- [Brief]: Look for the word "completion" in the entries below, then copy every line that has it.

(Data extracted from a collection)
______
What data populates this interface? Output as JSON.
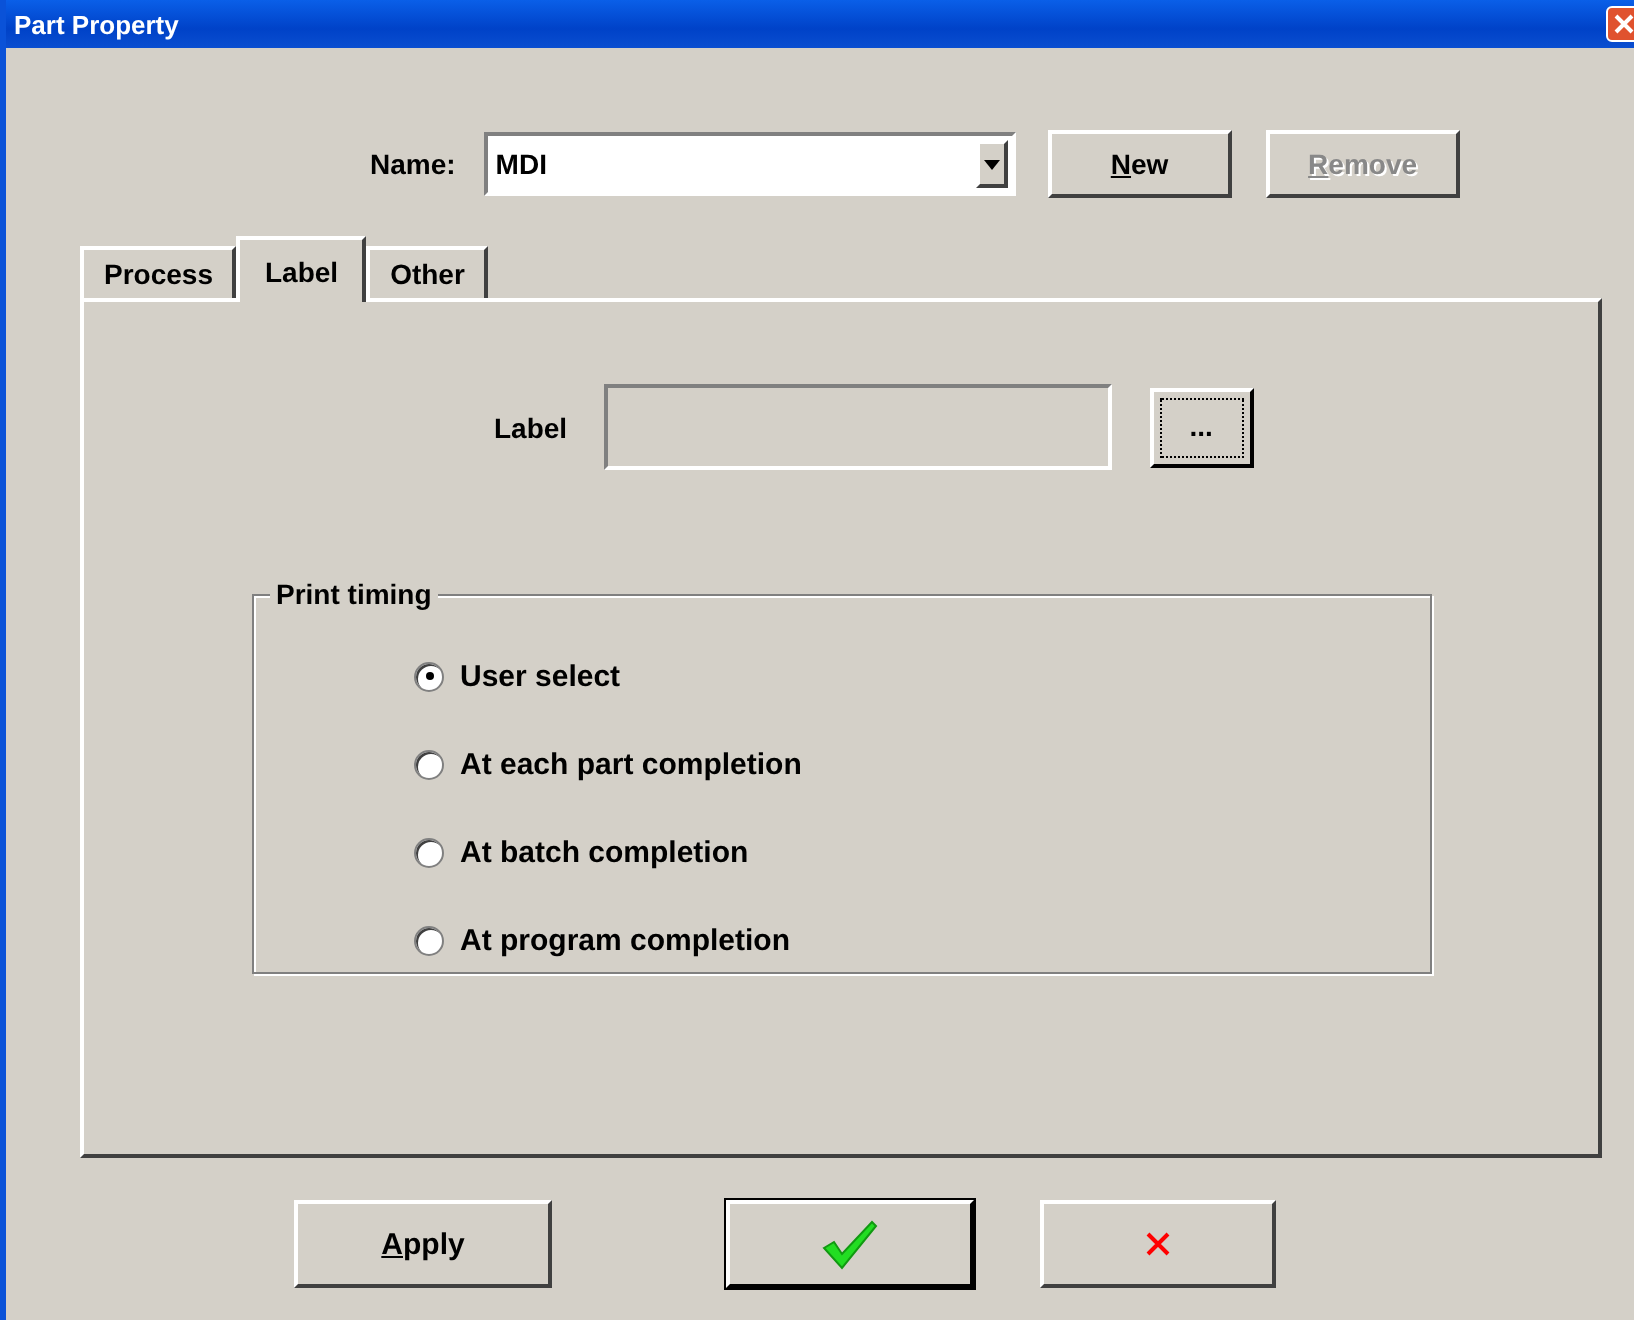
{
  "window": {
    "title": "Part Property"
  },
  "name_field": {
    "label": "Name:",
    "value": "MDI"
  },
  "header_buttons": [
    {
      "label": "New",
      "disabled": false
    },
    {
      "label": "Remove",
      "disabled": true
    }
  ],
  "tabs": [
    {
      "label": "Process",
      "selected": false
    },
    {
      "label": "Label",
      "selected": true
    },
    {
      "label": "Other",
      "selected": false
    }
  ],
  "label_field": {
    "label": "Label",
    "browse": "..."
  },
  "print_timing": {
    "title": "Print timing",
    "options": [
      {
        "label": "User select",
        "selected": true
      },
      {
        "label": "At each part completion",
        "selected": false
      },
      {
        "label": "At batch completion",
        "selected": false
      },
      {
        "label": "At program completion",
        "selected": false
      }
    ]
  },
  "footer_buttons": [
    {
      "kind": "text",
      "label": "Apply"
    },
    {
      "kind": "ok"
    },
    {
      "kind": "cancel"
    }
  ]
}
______
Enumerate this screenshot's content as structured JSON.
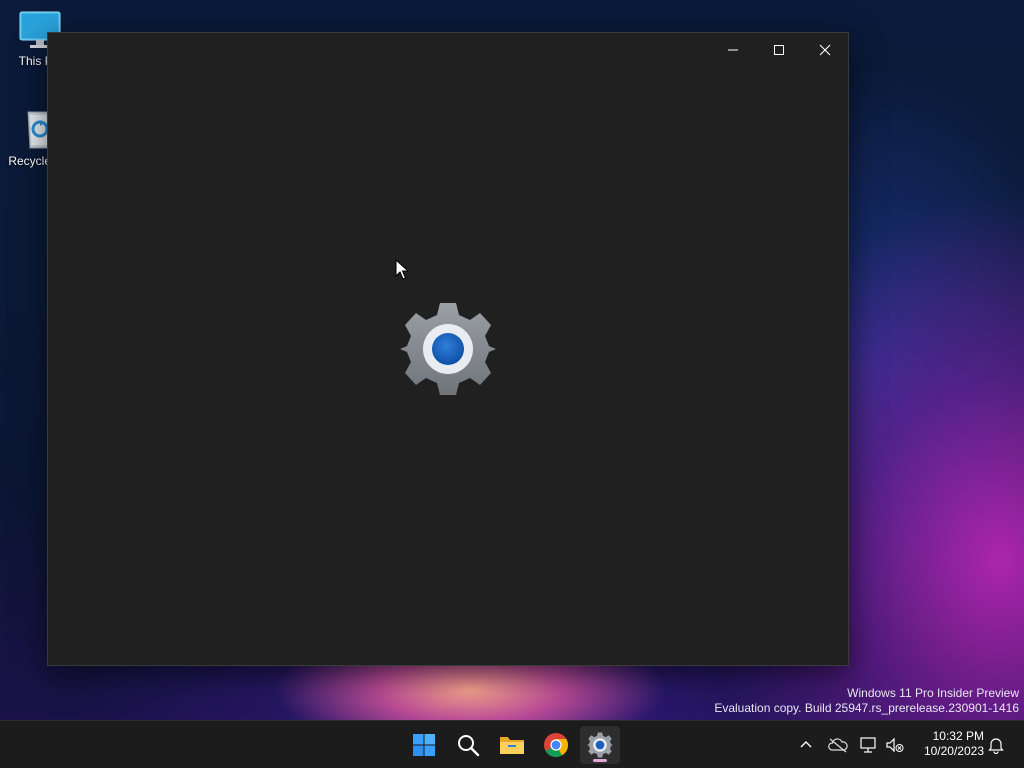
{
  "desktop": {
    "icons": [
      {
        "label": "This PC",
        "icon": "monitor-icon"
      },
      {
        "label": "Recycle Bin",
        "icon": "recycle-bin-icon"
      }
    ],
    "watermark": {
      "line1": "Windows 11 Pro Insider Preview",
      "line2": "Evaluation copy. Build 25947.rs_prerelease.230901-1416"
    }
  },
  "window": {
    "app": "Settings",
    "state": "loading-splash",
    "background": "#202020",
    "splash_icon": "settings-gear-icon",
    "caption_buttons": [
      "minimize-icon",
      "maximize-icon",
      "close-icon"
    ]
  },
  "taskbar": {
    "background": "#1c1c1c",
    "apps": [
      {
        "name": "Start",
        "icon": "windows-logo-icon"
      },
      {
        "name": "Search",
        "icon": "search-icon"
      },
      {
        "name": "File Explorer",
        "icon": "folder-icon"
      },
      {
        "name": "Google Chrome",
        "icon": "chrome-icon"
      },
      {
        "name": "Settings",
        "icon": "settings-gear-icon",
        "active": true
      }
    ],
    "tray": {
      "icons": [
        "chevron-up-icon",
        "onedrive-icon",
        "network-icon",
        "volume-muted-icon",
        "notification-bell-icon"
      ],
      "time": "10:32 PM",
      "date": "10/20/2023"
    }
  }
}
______
- [Response to this task]:
        "label": "At each part completion",
        "label": "At batch completion",
        "label": "At program completion",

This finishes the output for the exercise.